─── Excerpted data

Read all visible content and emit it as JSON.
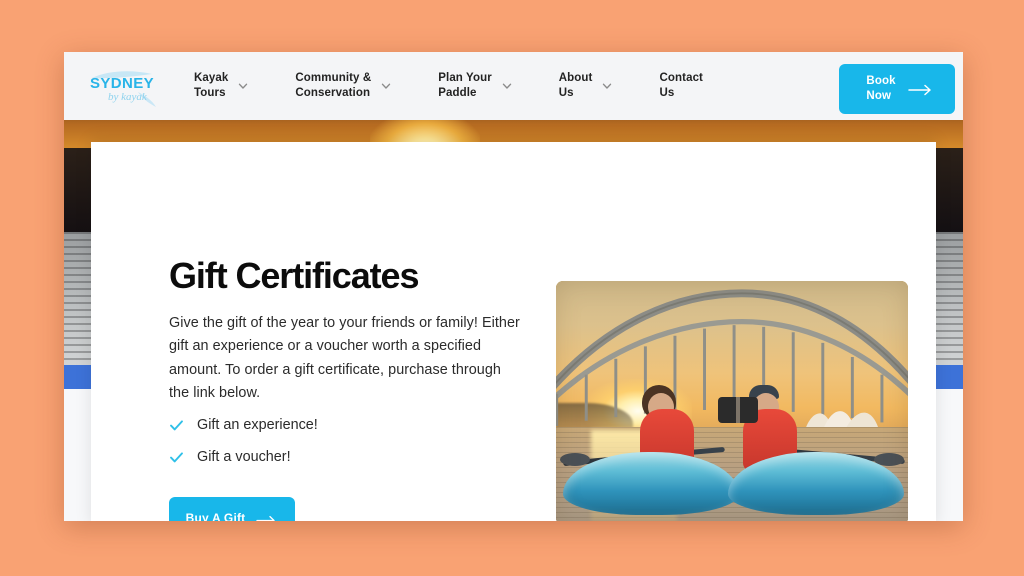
{
  "page": {
    "background_color": "#F9A273",
    "accent_color": "#18B7EA",
    "blue_band_color": "#3D72D8",
    "nav_background": "#F4F5F7"
  },
  "navbar": {
    "logo": {
      "line1": "SYDNEY",
      "line2": "by kayak",
      "icon": "kayak-paddle-logo"
    },
    "items": [
      {
        "label": "Kayak\nTours",
        "has_dropdown": true,
        "icon": "chevron-down-icon"
      },
      {
        "label": "Community &\nConservation",
        "has_dropdown": true,
        "icon": "chevron-down-icon"
      },
      {
        "label": "Plan Your\nPaddle",
        "has_dropdown": true,
        "icon": "chevron-down-icon"
      },
      {
        "label": "About\nUs",
        "has_dropdown": true,
        "icon": "chevron-down-icon"
      },
      {
        "label": "Contact\nUs",
        "has_dropdown": false,
        "icon": ""
      }
    ],
    "cta": {
      "label": "Book\nNow",
      "icon": "arrow-right-icon",
      "color": "#18B7EA"
    }
  },
  "main": {
    "title": "Gift Certificates",
    "paragraph": "Give the gift of the year to your friends or family! Either gift an experience or a voucher worth a specified amount. To order a gift certificate, purchase through the link below.",
    "benefits": [
      {
        "icon": "check-icon",
        "label": "Gift an experience!"
      },
      {
        "icon": "check-icon",
        "label": "Gift a voucher!"
      }
    ],
    "cta": {
      "label": "Buy A Gift",
      "icon": "arrow-right-icon",
      "color": "#18B7EA"
    },
    "photo": {
      "alt": "Two kayakers toasting drinks at sunset in front of the Sydney Harbour Bridge and Opera House",
      "name": "kayakers-sunset-photo"
    }
  }
}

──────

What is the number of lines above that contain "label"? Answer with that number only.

**Your solution**
9